[Assigned task] Only lines with the word "minutes" belong in the answer; copy them from the records below.
BEGIN Records supplied
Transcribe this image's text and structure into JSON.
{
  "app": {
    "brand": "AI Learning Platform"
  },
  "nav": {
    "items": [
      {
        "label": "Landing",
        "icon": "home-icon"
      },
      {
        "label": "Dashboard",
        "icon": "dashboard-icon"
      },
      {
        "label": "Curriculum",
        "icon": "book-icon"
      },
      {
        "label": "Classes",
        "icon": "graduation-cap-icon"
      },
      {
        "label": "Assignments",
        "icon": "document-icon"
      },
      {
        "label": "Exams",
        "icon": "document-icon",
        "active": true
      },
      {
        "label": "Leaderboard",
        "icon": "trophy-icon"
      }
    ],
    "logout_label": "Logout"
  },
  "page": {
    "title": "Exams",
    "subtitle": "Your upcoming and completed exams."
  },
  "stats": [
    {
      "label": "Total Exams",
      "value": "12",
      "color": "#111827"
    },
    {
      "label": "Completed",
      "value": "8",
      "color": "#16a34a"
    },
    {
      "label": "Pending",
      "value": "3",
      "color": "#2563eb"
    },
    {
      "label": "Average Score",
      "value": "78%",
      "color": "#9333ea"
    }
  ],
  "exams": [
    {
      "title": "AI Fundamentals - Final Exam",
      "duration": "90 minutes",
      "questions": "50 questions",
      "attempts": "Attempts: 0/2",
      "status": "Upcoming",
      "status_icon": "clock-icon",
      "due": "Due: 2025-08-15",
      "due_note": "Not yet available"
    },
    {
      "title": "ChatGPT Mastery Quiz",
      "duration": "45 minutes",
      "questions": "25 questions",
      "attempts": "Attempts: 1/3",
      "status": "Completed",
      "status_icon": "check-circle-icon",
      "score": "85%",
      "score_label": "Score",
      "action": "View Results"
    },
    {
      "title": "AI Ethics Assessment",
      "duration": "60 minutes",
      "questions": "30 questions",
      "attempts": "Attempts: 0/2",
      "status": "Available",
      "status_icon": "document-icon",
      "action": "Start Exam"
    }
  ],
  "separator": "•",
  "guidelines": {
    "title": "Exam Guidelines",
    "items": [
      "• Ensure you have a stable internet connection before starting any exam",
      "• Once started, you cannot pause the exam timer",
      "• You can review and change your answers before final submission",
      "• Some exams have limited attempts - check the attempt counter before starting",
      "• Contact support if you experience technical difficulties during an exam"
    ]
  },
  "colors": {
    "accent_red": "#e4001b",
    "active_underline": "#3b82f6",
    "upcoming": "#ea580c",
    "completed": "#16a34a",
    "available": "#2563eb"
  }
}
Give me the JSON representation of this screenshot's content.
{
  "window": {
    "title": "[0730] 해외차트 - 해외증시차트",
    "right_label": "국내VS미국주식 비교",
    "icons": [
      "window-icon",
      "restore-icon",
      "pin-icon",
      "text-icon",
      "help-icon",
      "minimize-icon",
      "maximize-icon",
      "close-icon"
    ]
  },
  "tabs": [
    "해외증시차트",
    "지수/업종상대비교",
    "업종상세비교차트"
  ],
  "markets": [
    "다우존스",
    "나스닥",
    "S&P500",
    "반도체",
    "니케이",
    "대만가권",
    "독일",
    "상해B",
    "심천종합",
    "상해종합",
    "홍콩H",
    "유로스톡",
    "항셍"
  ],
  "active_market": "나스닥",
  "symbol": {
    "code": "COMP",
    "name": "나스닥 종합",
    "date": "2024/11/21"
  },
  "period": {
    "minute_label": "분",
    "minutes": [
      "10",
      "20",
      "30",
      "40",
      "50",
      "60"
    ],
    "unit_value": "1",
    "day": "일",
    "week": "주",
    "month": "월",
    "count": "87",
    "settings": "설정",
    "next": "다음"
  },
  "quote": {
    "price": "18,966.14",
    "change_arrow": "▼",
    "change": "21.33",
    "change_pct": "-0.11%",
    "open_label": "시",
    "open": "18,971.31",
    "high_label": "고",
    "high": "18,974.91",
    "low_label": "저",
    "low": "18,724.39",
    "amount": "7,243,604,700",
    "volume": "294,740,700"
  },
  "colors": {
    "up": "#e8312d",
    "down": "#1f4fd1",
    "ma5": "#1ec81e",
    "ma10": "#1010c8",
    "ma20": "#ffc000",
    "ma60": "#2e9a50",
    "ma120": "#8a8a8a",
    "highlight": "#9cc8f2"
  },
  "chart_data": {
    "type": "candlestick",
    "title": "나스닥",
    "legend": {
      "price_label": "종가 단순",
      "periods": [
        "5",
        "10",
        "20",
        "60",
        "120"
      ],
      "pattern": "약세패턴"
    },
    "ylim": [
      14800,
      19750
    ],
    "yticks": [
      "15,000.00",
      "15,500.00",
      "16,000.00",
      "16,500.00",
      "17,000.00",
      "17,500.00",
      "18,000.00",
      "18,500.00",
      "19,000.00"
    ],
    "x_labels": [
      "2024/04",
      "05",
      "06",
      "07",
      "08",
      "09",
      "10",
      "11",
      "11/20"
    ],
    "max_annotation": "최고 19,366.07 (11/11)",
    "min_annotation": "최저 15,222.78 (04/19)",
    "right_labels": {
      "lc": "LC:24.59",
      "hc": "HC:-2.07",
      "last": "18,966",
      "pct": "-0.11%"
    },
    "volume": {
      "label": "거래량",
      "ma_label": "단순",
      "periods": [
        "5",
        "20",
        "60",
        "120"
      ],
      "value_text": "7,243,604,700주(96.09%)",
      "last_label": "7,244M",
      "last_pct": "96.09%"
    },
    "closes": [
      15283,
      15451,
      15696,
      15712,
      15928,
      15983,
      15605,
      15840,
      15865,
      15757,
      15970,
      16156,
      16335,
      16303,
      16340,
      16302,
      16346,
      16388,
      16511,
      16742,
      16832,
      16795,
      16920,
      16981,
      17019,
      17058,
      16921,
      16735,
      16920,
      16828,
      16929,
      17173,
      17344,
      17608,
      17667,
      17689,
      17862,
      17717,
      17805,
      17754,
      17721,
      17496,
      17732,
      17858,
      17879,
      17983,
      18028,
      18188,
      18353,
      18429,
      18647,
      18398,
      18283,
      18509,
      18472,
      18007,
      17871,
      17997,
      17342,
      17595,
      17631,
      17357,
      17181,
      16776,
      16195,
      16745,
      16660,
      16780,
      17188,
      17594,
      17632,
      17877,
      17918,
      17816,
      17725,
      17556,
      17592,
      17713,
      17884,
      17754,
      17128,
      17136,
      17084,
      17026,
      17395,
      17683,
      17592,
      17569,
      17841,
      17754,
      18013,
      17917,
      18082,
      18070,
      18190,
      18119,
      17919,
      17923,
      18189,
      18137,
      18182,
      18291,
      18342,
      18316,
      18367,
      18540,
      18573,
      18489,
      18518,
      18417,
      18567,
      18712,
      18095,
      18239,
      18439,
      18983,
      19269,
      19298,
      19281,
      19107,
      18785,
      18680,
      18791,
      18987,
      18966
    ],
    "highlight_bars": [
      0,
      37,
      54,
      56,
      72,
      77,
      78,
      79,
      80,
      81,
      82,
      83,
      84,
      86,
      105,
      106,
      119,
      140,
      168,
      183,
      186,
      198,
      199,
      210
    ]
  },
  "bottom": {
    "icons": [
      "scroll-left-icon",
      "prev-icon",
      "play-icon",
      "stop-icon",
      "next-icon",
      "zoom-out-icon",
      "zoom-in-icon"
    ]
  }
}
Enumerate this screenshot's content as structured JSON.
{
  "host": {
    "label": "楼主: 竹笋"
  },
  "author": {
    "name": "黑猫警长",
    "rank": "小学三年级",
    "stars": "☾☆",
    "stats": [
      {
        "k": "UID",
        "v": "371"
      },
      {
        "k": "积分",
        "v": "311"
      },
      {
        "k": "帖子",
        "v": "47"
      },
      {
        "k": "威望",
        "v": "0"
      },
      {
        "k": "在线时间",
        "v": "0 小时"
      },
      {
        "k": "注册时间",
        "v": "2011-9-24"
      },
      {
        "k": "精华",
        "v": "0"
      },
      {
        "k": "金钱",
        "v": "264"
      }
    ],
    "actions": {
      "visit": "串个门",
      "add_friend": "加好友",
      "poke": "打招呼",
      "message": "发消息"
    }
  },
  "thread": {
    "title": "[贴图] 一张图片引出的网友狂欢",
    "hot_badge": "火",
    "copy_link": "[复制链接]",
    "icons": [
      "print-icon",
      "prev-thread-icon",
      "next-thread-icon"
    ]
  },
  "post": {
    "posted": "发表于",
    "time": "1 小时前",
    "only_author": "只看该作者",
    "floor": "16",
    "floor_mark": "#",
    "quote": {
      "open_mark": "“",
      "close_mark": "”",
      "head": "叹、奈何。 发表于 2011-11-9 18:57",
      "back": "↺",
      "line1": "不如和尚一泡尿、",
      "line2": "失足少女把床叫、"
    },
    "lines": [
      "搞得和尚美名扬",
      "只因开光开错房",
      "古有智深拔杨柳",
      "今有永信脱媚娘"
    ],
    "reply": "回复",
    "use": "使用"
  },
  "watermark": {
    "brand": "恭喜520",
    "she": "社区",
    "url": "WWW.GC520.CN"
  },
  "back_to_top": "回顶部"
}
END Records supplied
[Result of this exercise]
      "duration": "90 minutes",
      "duration": "45 minutes",
      "duration": "60 minutes",
    "minutes": [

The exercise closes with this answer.